If I could choose only one wine for the summer’s grilling, it would be good old American red zinfandel.
It has enough tannin for a New York strip steak, but, unburdened with the astringency of a cabernet sauvignon, it also can go with a cedar-plank-grilled side of wild-caught salmon.
It has the spice to pair with cayenne-rubbed beef and the sweetness to match a brown-sugar-and-ketchup sauce for pulled pork.
Finally, if you believe zinfandel’s fans, it has a quality called “brambly.” I’ve never been sure what this is, but I see it all the time in zinfandel tasting notes. Is it the thorny quality that makes Br'er Rabbit plead, “Please don’t throw me in the briar patch?” Is there a fruit or tree or bush called “bramble?”
I googled the word “brambly” and found a dozen descriptions — from “a blackberry-fruit characteristic” to “a black pepper spiciness” to “prickly in texture” to “of the genus Rubus of the rose family.” Wow. A wine with all that must go with everything.
Zinfandel also is excellent for making marinades and barbecue sauces.
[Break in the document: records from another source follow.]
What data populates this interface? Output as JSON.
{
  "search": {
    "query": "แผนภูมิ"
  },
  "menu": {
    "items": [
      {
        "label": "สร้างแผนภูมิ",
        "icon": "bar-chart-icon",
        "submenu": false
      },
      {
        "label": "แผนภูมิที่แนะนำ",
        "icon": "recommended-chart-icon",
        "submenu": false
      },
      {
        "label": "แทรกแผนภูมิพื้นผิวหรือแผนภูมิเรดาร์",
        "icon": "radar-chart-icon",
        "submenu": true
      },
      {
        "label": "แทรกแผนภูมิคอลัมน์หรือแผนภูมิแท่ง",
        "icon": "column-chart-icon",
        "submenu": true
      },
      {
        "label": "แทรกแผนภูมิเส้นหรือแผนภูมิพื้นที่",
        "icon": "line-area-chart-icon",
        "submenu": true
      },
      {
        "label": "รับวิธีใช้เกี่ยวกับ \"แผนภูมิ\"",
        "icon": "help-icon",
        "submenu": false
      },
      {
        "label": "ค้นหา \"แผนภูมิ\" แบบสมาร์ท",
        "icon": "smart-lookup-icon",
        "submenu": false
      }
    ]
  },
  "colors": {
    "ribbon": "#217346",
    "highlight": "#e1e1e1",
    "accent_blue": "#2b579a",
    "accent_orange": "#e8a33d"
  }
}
Grilling author Steven Raichlen makes a sauce with zinfandel, ketchup, honey, butter, shallots and garlic.
One thing to understand with the zinfandel grape is its ability to get so ripe, so filled with grape sugar, that when fermented all the way dry, the wine can reach 15 percent alcohol, approaching the realm of brandy-fortified wines such as port.
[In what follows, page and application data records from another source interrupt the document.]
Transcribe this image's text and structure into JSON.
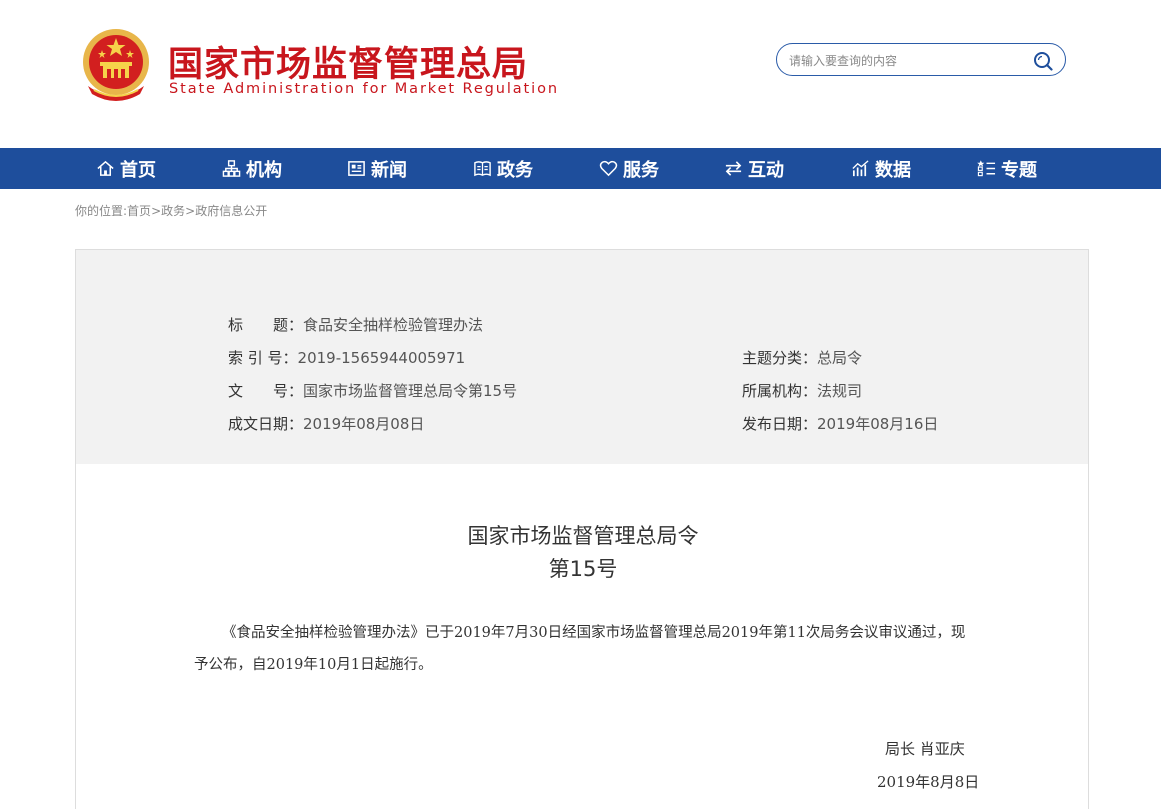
{
  "header": {
    "title": "国家市场监督管理总局",
    "subtitle": "State Administration for Market Regulation"
  },
  "search": {
    "placeholder": "请输入要查询的内容"
  },
  "nav": {
    "items": [
      {
        "label": "首页",
        "icon": "home-icon"
      },
      {
        "label": "机构",
        "icon": "org-icon"
      },
      {
        "label": "新闻",
        "icon": "news-icon"
      },
      {
        "label": "政务",
        "icon": "affairs-icon"
      },
      {
        "label": "服务",
        "icon": "heart-icon"
      },
      {
        "label": "互动",
        "icon": "exchange-icon"
      },
      {
        "label": "数据",
        "icon": "chart-icon"
      },
      {
        "label": "专题",
        "icon": "topics-icon"
      }
    ]
  },
  "breadcrumb": {
    "prefix": "你的位置:",
    "items": [
      "首页",
      "政务",
      "政府信息公开"
    ],
    "separator": ">"
  },
  "meta": {
    "title_key": "标　　题：",
    "title_val": "食品安全抽样检验管理办法",
    "index_key": "索 引 号：",
    "index_val": "2019-1565944005971",
    "docno_key": "文　　号：",
    "docno_val": "国家市场监督管理总局令第15号",
    "date_key": "成文日期：",
    "date_val": "2019年08月08日",
    "topic_key": "主题分类：",
    "topic_val": "总局令",
    "org_key": "所属机构：",
    "org_val": "法规司",
    "pub_key": "发布日期：",
    "pub_val": "2019年08月16日"
  },
  "document": {
    "title": "国家市场监督管理总局令",
    "number": "第15号",
    "body": "《食品安全抽样检验管理办法》已于2019年7月30日经国家市场监督管理总局2019年第11次局务会议审议通过，现予公布，自2019年10月1日起施行。",
    "signer": "局长  肖亚庆",
    "date": "2019年8月8日"
  },
  "colors": {
    "brand_red": "#c8161d",
    "nav_blue": "#1e4e9c"
  }
}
Thus much alcohol might make some wines taste “hot,” but most zins have the full body and sweetness to handle it.
Still, while most winemakers don’t like to talk about it, it’s generally known that some use reverse osmosis, a spinning cone, even the addition of a bit of water to lower the alcohol in a zinfandel. Google this and see.
Overall, zins run the gamut, from port-like opulence to the lean elegance of a fine Bordeaux. You can’t tell from the label. You have to try them, or turn to your wine shop owner or, ahem, favorite wine columnist.
▪ 2013 Frank Family Zinfandel, Napa Valley, Calif., 14.6 percent alcohol (84 percent zinfandel, 14 percent petite sirah, 2 percent cabernet sauvignon): deep red hue, aromas and flavors of black raspberries and black pepper, medium body, firm tannin, smooth finish; $37.
▪ 2013 Edmeades Zinfandel, “Gianoli Ranch,” Mendocino Ridge, Calif., 15.5 percent alcohol (100 percent zinfandel): deep, dark purple hue, aromas and flavors of black raspberries, black pepper and other spices, big, ripe tannins, full body, long, smooth finish; $35.
▪ 2012 Grgich Hills Estate Zinfandel, Estate Grown, Napa Valley, 15.5 percent alcohol (98 percent zinfandel, 2 percent petite sirah): inky red hue, aromas and flavors of black cherries and espresso, medium body, big, ripe tannins, long finish; $36.
▪ 2013 Edmeades Zinfandel, “Perli Vineyards,” Mendocino Ridge, 15.5 percent alcohol (97 percent zinfandel, 3 percent syrah): deep purple hue, hint of oak, aromas and flavors of black plums and black coffee, mellow tannins, long, smooth finish; $31.
▪ 2013 Kendall-Jackson Vintner’s Reserve “Summation” Red Wine Blend (44 percent syrah, 25 percent zinfandel, 20 percent merlot, 6 percent petite sirah, 3 percent cabernet sauvignon, 1 percent grenache, 1 percent other varietals): dark red hue, big and spicy and lush, with aromas and flavors of black plums and dark chocolate, soft tannins; $17.
▪ 2013 Gnarly Head “1924 Double Black Red Wine Blend,” 15.0 percent alcohol (zinfandel, merlot and syrah): deep red hue, aromas and flavors of blackberries, mocha and spice, full-bodied, big, ripe tannins, long finish; $12.
▪ 2014 Saldo Zinfandel, by The Prisoner Wine Co. (85 percent zinfandel, with petite sirah and syrah): dark purple hue, aromas and flavors of black raspberries and bitter chocolate, full body, long, smooth finish; $30.
▪ 2015 “Our Daily Zin,” by WX Wines, California Central Valley: dark red hue, aromas and flavors of black plums and cinnamon, smooth finish, no sulfites added; $11.